The Gunter building is “built of river-tumbled micaceous biotite and appears to be one of only two buildings in the town which utilized this distinctive material.” The other was Gunter’s home on Elm Street, built in 1921. Cut biotite mica-bearing rock, rather than the tumbled stones, was used in construction of other buildings, including First Baptist and Central Baptist Churches, Burleson Plumbing and Heating, Crystal Place, and several residences.
According to the description in the 2001 Registration Form nominating the Gunter Building as an Historic Place, the “Stone on all exterior walls is set within a hard, deeply recessed mortar bed which helps to accentuate the round face of the unusual rock. Small stones are laid horizontally for the most part with vertical courses forming the lintels and sills of the windows. Vertical courses also divide the first and second floors and form the cornice and the parapet coping above… The basement level is delineated from the first floor by a course of vertical stones.” Charlie Gunter’s nephew Ralph Gunter was one of the laborers at the building site, and years later he would tell his children Rhonda and Mike about laying the dark stones.

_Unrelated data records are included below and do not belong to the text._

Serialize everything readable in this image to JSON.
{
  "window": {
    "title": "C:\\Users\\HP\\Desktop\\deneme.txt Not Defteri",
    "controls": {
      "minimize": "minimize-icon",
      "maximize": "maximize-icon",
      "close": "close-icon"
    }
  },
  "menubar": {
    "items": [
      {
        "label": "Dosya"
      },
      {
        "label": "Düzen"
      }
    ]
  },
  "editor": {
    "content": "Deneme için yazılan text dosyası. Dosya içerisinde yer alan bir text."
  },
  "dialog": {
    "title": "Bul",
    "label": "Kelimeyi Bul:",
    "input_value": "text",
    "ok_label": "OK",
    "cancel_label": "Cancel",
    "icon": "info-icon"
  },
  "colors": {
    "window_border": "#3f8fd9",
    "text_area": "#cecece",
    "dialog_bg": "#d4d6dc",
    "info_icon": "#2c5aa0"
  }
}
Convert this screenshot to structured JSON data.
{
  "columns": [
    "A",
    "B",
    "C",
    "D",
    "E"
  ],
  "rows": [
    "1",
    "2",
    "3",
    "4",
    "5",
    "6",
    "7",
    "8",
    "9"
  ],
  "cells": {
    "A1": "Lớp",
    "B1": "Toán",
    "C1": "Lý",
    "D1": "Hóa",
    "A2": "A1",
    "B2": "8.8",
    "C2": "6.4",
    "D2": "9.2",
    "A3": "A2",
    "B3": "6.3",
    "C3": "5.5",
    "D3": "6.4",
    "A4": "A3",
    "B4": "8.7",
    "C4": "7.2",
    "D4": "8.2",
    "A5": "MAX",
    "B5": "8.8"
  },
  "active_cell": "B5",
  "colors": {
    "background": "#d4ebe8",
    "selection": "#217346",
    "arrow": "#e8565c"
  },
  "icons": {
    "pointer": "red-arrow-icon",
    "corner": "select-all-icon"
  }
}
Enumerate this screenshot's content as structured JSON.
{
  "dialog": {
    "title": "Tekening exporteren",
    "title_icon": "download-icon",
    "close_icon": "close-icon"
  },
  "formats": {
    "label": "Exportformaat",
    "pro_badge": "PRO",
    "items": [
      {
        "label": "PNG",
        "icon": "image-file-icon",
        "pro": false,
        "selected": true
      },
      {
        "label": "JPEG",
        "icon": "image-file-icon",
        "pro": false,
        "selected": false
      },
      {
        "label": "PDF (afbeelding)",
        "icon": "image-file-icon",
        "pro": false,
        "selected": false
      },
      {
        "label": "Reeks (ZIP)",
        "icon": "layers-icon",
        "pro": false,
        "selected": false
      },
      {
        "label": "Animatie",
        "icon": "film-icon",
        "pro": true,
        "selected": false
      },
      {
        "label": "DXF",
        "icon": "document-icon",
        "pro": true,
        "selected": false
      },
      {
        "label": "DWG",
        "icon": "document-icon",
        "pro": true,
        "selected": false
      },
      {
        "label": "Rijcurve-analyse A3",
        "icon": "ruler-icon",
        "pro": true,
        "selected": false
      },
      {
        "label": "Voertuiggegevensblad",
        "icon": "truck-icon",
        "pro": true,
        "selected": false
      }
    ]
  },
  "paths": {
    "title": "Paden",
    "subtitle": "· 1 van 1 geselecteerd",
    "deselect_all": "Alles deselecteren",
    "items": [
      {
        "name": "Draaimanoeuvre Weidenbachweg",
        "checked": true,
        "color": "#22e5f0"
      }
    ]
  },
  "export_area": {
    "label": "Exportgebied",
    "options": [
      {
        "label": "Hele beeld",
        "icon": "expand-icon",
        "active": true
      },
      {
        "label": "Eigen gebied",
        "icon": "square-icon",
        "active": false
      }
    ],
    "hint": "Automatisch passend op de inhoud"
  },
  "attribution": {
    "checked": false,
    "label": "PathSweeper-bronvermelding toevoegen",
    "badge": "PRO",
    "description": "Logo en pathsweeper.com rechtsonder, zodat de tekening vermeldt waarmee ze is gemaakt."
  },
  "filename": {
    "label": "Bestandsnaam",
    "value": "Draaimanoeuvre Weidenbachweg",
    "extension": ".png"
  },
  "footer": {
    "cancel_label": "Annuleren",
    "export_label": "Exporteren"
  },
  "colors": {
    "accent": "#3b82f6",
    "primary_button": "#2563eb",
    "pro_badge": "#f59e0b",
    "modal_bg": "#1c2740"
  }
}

The Gunter Building has been home to the Belk-Broome store, a furniture store, and other commercial businesses. Some interior renovation and partitioning were done in the 1960s. Ownership of the Gunter Building remained in the family until it was sold to Jon Beatty; it was remodeled and was the home of Tokyo Restaurant for many years. The Gunter Building was placed on the National Register of Historic Places in 2002, which declares the “property embodies the distinctive characteristics of a type, period, or method of construction or represents the work of a master…”